Last month, I sat down with Nobel Prize-winning economist Joseph Stiglitz in his office at Columbia Business School.
Stiglitz has well-known criticisms about the country's high rate of wealth inequality. I asked him what three things he'd do to fix the problem. Here's what he had to say (transcript follows):
Joseph Stiglitz: Well, I would begin with education, because to me, opportunity is really important, and we are not giving opportunities. And when I say "education," I mean preschool. I mean access to health care so that you can take advantage. If you don't have adequate health care, you're not going to be able to do well at school. Nutrition for children, so I'd put a lot of emphasis on children and opportunity.
Second thing, our tax law. I really do think our tax law distorts our economy and is unfair and has wider consequences, because if Americans think that the tax system is unfair, they lose confidence in government. I think government is very important providing certain basic services to our society.
And thirdly, there's a whole set of regulations that distort our economy and lead to more inequality and more inefficiency. More effective enforcement of antimonopoly laws, antitrust laws, more effective regulations so that the banks can't take advantage of the poor with predatory lending and abusive credit card practices and manipulation of markets.
Doing something about the too-big-to-fail banks, which give them access to credit, to funds at a lower rate because providers of funds know that the government will bail them out. Corporate governance laws that allow the CEO to take away bonuses, even when the companies do poorly. So those are the three things that I would, if I had my agenda.

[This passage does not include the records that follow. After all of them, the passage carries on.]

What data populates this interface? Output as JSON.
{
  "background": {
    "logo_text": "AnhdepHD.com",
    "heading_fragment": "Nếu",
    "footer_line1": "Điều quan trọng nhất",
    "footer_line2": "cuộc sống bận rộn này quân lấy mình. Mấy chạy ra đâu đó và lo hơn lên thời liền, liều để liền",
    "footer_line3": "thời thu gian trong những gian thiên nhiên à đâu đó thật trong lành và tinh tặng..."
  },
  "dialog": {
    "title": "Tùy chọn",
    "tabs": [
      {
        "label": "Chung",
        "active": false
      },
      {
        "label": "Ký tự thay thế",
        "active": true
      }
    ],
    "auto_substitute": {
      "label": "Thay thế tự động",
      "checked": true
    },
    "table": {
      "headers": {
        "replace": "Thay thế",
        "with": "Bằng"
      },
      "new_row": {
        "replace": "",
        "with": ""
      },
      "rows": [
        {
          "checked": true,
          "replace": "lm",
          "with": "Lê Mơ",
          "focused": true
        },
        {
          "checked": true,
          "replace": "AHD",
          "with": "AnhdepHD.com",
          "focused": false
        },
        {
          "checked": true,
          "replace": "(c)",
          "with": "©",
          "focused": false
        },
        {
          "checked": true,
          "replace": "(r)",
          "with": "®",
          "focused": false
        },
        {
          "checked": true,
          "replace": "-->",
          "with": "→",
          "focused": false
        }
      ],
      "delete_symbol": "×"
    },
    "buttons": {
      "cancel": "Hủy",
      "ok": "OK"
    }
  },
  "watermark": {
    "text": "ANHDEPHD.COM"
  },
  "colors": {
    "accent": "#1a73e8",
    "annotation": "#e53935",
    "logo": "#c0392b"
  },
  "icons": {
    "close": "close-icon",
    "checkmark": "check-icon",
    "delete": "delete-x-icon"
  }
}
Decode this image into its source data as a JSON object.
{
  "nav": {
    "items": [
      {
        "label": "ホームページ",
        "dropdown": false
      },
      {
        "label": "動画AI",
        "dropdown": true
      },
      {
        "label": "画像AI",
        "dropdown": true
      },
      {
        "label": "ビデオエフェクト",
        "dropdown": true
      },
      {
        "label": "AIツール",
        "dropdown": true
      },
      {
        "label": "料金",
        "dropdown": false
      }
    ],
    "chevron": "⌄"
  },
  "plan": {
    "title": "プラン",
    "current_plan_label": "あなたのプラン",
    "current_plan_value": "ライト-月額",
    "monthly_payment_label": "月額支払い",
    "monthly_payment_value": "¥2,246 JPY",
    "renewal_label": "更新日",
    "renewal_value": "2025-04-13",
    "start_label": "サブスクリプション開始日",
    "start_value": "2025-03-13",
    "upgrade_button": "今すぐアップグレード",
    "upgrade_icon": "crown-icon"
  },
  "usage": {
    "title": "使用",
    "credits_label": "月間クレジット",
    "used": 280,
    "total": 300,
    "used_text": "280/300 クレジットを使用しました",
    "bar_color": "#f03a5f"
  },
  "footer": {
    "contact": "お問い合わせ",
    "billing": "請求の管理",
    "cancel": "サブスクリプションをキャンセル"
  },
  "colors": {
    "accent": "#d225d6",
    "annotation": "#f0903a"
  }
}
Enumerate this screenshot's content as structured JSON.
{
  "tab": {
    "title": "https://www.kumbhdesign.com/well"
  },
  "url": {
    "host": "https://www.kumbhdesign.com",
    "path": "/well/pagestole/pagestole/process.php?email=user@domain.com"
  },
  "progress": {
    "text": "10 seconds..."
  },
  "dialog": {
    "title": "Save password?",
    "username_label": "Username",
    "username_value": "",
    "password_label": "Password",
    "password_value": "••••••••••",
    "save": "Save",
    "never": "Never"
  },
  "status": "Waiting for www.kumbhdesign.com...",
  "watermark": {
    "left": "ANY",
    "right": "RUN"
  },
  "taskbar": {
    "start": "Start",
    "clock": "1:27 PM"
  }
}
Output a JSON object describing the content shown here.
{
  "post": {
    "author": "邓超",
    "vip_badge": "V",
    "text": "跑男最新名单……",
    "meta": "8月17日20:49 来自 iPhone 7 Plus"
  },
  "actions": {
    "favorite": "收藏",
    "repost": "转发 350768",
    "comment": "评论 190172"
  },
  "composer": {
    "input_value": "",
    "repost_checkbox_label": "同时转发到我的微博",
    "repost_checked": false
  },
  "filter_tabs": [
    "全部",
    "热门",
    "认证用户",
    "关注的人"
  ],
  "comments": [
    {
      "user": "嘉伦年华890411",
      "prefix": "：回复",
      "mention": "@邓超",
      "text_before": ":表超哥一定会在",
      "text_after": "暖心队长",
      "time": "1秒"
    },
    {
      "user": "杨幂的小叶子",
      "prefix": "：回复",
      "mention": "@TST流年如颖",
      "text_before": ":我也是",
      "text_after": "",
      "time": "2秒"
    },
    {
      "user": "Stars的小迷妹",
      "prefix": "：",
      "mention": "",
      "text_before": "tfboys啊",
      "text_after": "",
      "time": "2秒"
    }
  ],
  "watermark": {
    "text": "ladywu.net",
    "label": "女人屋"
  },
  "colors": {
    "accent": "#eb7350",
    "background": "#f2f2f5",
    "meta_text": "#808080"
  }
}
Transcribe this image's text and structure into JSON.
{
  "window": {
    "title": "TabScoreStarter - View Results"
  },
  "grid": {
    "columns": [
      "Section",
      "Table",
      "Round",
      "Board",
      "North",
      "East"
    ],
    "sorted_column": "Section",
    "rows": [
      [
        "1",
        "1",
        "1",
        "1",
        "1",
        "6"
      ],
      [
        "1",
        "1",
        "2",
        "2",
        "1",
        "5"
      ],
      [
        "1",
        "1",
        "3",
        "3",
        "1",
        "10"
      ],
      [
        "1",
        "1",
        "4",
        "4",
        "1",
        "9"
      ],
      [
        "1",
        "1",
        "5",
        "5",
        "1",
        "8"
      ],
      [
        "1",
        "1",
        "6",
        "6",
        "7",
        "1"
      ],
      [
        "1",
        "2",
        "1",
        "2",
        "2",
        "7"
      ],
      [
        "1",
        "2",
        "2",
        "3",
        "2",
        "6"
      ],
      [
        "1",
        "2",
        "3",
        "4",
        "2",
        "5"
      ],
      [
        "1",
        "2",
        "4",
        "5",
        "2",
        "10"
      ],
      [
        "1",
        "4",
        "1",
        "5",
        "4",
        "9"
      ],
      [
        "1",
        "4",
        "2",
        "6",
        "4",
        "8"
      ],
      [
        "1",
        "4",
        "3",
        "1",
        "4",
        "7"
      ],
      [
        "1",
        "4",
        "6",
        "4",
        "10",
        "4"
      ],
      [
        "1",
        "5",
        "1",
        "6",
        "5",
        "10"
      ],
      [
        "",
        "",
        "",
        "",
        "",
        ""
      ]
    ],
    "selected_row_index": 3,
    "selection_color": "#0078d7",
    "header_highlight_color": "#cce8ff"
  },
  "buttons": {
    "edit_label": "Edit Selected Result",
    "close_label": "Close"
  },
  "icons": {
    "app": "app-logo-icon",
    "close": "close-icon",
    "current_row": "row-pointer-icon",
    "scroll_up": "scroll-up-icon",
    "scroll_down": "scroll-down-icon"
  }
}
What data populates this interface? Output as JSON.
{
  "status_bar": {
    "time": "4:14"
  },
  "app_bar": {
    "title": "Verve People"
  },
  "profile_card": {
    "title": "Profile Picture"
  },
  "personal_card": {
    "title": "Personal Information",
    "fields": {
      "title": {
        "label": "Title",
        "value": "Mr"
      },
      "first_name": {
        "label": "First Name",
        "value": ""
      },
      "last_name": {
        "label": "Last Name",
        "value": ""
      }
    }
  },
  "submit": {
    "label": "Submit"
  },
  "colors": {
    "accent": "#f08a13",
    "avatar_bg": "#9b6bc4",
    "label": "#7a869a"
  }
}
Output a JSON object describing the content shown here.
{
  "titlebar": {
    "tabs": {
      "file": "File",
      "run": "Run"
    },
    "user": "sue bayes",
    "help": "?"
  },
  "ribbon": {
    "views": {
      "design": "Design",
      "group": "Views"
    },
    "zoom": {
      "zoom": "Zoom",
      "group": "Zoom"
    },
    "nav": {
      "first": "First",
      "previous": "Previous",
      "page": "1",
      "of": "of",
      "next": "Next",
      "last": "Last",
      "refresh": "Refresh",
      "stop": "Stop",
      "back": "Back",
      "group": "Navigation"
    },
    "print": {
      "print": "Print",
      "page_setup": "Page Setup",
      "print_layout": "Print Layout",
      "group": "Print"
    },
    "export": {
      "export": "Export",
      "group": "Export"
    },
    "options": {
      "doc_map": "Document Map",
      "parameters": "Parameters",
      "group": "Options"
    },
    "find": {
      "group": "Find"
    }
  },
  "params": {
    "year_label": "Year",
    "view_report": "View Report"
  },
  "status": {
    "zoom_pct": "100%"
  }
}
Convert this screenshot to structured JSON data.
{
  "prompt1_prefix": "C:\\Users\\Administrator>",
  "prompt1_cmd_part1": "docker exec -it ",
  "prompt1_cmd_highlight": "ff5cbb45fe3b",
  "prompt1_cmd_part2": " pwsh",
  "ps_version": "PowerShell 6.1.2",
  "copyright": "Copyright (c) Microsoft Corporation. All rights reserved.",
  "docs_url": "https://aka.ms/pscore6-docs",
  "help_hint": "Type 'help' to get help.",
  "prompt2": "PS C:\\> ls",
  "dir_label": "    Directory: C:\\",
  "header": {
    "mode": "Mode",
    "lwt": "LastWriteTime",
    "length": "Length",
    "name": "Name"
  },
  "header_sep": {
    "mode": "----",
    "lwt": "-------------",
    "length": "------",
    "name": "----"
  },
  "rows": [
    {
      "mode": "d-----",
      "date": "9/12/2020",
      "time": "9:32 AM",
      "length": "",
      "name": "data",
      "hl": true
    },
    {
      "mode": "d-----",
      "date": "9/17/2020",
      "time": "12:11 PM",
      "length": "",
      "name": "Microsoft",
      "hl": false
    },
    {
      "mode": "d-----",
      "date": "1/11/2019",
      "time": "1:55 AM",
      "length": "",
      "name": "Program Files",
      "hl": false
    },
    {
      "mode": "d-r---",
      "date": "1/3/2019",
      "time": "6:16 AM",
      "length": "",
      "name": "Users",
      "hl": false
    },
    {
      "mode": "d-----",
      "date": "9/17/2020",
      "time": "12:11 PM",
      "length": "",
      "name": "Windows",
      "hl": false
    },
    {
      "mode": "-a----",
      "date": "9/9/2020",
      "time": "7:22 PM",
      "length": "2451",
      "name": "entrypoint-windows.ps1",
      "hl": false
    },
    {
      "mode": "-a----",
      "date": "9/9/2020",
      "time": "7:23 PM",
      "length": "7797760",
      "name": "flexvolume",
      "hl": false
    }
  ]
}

The last chapter of my book, I list actually a 21-point program that would make, I think, significant inroads in our inequality and make our economy more efficient.